As one would expect from the title, Peter’s trial takes center stage in this episode but it doesn’t have the weight or dramatic effect the show was really going for. The most pathos coming from a character whom arguably has no real stake in the trial itself doesn’t bode that well for the ending, but I have to give credit where it is due here. Out of all the myriad of relationships on this show that would come across as the most poignant during the trial, I didn’t expect it to be the one between Diane and Kurt. One of the show’s better pairing decisions, the political boundary-crossing pair come across an unforeseen hurdle after Diane asks Kurt to testify at the court on her defense’s behalf.
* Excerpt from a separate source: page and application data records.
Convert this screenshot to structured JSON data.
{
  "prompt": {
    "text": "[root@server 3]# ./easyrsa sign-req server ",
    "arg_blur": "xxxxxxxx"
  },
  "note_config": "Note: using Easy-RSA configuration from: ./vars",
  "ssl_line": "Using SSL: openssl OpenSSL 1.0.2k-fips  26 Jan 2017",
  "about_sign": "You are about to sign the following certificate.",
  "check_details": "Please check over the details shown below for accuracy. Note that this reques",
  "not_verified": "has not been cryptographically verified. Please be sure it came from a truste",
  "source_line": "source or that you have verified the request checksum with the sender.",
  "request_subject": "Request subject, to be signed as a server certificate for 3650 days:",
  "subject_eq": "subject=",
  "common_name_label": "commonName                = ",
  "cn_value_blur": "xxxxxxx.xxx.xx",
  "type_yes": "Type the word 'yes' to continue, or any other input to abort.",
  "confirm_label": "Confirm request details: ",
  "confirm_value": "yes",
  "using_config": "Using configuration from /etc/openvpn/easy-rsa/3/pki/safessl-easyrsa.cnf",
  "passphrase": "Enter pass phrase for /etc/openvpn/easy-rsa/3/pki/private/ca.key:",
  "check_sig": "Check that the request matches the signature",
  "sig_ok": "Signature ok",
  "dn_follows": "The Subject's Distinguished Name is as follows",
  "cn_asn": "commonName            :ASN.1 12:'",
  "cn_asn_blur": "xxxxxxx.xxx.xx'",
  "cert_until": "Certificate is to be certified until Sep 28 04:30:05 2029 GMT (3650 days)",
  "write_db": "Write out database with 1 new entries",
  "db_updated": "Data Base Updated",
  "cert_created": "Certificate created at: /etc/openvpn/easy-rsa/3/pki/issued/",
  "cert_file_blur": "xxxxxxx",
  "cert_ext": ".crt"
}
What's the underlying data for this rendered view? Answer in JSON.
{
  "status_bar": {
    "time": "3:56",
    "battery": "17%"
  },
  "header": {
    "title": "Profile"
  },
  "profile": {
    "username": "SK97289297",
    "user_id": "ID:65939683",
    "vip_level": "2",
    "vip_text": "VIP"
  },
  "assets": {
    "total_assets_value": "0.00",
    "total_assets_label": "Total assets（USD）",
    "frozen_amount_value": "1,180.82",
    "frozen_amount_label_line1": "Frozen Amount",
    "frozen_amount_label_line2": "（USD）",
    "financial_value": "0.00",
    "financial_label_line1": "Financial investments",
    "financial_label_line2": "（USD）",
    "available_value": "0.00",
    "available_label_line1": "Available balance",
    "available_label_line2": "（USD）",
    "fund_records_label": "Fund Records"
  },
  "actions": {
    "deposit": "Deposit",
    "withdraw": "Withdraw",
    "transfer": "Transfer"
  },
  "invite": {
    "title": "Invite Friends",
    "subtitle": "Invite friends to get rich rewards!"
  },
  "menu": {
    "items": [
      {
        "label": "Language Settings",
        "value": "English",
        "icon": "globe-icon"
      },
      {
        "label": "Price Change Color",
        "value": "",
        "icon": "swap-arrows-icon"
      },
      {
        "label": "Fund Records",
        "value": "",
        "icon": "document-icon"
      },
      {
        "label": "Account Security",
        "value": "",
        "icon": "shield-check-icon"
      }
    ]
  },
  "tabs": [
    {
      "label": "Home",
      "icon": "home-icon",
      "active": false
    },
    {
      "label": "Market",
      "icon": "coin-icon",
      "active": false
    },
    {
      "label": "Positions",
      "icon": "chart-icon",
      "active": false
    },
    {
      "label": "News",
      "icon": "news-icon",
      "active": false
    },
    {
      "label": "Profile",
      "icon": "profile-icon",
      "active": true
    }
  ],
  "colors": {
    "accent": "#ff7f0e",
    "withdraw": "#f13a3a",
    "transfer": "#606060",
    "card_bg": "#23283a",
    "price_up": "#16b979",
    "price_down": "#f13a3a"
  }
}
Kurt does so but the consequences are his work ethic being openly lambasted in court by his former protégée, who was more than happy to get revenge on losing out on the opportunity to purchase Kurt’s business. It’s as thin of a characterization as Geneva Pine receives here, but it does allow for a touching scene between him and Diane that reaffirms that in spite of everything, their relationship is stronger than ever and something that could lead to a significant amount of crack in a weaker relationship is an event they have to contend with but have the strength of their love to get past. It’s certainly a lot more than Alicia and Peter can say for themselves, certainly, but their cold/warm interactions feel more germane than any of their appearances before the camera and that’s how it should be; their trial coaching sequence was great and the work there made the results that much more effective. There may not be much of the pathos that the show expects from Peter’s trial in all honesty (nor is there the amount of fanfare that I would expect from a gubernatorial trial), but there’s a bit of excited trepidation for what it means for the show’s final hour and that’s something at least.
Great/Not So Great Moments Not Mentioned Above:
+“I don’t care what you believe. I care what you can prove.”
+“Do you want me to cry, Mr. Canning?”
+“When people think bad things of you, they keep on thinking.”
+“I’m not on trial, buddy.”
+“I have as much right to complain as any minority.” Lucca’s eye roll is great here.
+“I never liked wine.” Oh, hell no, Peter.
+“The hardest thing is being forgotten.”
+“The jury’s back.”
Episode Title: Verdict
Written by: Craig Turk
Directed by: Michael Zinberg
Image Courtesy: CBS